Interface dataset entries
#####
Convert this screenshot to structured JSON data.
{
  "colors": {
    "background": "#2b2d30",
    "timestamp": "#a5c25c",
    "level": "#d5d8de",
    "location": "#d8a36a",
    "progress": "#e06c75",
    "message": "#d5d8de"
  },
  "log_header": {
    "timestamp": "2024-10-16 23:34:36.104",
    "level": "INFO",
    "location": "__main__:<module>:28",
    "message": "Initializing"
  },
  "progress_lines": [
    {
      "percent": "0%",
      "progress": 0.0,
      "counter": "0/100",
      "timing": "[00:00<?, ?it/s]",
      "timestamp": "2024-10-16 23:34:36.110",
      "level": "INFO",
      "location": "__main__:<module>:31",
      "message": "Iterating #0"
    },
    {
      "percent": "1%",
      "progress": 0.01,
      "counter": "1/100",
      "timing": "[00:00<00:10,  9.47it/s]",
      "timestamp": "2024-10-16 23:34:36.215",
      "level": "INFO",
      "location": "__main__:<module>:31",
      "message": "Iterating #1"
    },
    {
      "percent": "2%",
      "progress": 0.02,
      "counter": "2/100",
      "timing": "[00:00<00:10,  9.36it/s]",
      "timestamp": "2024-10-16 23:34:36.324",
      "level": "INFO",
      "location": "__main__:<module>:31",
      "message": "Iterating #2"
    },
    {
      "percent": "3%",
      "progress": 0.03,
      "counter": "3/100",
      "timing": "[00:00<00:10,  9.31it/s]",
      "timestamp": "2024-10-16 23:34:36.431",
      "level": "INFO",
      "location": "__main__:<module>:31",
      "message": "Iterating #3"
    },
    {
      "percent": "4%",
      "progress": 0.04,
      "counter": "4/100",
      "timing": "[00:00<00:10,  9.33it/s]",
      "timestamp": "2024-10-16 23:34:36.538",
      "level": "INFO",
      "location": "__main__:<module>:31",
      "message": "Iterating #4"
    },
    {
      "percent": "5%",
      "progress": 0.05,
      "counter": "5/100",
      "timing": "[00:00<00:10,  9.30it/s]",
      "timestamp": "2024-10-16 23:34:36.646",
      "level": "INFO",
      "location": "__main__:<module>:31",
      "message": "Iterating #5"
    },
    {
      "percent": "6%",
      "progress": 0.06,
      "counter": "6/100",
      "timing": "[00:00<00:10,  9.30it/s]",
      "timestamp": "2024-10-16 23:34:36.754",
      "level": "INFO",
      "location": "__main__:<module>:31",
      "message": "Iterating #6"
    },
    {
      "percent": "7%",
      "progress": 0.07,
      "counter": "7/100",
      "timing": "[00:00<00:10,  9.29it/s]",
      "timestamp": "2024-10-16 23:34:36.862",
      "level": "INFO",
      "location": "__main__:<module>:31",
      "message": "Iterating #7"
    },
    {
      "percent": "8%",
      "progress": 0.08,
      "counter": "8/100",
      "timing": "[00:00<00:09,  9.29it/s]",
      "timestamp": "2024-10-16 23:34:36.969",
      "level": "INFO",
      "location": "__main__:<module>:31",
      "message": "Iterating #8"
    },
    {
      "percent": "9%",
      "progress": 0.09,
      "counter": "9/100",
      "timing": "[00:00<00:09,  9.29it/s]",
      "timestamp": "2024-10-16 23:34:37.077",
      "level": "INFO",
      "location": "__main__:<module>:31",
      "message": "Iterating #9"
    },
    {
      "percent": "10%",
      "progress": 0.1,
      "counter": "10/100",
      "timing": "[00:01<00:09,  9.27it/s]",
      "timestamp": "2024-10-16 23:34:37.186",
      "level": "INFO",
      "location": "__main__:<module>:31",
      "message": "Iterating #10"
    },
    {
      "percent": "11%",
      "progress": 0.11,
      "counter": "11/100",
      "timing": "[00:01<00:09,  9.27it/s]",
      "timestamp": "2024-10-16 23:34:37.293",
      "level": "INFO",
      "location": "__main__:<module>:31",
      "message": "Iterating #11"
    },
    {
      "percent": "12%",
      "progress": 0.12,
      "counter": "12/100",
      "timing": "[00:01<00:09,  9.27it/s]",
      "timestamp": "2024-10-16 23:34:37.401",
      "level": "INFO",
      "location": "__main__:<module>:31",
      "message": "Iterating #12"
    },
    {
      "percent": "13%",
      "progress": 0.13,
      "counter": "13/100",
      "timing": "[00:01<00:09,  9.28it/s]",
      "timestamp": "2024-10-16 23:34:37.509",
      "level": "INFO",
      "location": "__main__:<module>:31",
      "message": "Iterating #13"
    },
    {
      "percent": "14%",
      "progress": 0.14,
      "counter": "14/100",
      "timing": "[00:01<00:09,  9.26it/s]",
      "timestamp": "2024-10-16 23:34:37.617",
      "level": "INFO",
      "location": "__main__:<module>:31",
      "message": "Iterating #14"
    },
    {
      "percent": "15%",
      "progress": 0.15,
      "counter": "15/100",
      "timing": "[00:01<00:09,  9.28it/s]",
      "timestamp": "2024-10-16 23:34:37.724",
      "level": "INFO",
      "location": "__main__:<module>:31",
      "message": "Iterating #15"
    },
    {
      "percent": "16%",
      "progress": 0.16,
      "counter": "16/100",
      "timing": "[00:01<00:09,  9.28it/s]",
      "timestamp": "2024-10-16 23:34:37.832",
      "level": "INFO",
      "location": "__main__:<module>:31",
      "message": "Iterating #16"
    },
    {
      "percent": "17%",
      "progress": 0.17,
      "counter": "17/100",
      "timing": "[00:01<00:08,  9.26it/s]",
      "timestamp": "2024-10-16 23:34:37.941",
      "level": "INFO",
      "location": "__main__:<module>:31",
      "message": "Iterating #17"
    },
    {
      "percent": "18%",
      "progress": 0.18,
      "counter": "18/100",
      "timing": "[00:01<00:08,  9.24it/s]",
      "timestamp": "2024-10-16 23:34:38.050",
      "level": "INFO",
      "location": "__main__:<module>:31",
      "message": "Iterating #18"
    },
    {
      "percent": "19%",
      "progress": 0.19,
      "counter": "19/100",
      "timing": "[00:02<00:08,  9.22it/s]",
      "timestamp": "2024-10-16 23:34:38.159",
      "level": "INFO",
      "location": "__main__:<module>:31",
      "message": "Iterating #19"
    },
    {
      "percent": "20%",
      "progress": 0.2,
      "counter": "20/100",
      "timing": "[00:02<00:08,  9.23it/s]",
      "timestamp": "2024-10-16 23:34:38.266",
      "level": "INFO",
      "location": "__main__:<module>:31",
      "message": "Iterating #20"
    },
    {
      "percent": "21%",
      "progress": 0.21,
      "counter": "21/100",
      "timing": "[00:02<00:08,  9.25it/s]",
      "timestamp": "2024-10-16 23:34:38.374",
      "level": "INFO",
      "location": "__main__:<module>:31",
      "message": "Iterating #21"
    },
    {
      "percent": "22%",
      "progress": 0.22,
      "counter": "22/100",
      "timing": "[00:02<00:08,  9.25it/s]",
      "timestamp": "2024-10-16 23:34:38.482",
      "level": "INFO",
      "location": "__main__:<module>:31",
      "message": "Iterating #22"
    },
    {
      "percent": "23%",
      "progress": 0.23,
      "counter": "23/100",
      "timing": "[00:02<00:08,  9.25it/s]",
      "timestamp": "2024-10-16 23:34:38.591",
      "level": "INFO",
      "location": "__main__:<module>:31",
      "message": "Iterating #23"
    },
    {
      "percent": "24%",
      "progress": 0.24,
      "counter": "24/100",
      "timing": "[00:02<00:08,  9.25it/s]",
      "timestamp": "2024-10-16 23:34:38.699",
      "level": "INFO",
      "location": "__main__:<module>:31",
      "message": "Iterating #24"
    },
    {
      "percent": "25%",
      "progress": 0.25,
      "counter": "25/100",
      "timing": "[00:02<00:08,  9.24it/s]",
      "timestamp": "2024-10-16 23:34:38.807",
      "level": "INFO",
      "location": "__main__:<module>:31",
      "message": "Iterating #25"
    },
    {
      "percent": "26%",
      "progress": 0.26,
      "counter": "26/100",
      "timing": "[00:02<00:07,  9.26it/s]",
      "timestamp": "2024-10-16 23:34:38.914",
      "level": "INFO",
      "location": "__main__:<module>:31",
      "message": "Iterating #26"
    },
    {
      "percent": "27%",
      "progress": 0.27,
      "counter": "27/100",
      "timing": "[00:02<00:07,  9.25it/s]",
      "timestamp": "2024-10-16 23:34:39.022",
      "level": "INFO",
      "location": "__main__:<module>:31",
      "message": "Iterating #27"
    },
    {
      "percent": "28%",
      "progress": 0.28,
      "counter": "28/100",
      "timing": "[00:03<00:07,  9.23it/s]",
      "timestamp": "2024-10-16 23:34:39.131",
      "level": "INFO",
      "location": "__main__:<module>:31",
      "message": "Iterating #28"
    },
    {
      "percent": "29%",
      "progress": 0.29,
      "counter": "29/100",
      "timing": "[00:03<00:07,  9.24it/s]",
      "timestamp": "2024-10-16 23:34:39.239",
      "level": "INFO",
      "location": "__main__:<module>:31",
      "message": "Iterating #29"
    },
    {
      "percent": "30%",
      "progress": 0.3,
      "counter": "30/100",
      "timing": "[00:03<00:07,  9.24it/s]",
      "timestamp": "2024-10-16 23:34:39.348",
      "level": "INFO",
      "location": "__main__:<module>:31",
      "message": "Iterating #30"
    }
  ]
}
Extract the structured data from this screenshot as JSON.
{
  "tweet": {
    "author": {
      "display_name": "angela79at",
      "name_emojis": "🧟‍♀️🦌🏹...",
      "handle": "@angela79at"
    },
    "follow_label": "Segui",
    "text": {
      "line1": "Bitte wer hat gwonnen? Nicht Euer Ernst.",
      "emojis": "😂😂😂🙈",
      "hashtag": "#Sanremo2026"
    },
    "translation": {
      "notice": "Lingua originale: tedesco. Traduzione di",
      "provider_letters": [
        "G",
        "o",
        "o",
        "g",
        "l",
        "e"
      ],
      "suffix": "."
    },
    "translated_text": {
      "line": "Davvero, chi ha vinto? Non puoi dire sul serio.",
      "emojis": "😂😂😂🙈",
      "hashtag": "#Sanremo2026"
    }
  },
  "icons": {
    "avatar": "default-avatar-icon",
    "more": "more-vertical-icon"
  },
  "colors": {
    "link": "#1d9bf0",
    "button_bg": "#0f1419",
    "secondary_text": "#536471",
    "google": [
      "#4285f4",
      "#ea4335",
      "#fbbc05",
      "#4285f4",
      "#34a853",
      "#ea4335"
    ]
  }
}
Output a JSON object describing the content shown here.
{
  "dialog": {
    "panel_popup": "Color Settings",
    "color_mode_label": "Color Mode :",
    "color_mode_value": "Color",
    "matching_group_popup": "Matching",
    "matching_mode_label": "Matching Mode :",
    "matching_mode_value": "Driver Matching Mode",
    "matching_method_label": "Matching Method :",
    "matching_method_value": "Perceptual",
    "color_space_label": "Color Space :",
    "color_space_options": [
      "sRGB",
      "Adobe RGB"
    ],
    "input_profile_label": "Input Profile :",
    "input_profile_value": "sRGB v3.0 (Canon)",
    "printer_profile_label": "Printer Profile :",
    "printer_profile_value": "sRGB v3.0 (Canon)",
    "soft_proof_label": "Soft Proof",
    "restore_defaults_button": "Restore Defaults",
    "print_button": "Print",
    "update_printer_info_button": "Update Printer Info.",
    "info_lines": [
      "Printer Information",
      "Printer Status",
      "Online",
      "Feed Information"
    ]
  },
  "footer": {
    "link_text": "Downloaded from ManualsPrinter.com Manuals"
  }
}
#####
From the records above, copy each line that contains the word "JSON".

**SOLUTION BELOW:**
Convert this screenshot to structured JSON data.
Extract the structured data from this screenshot as JSON.
Output a JSON object describing the content shown here.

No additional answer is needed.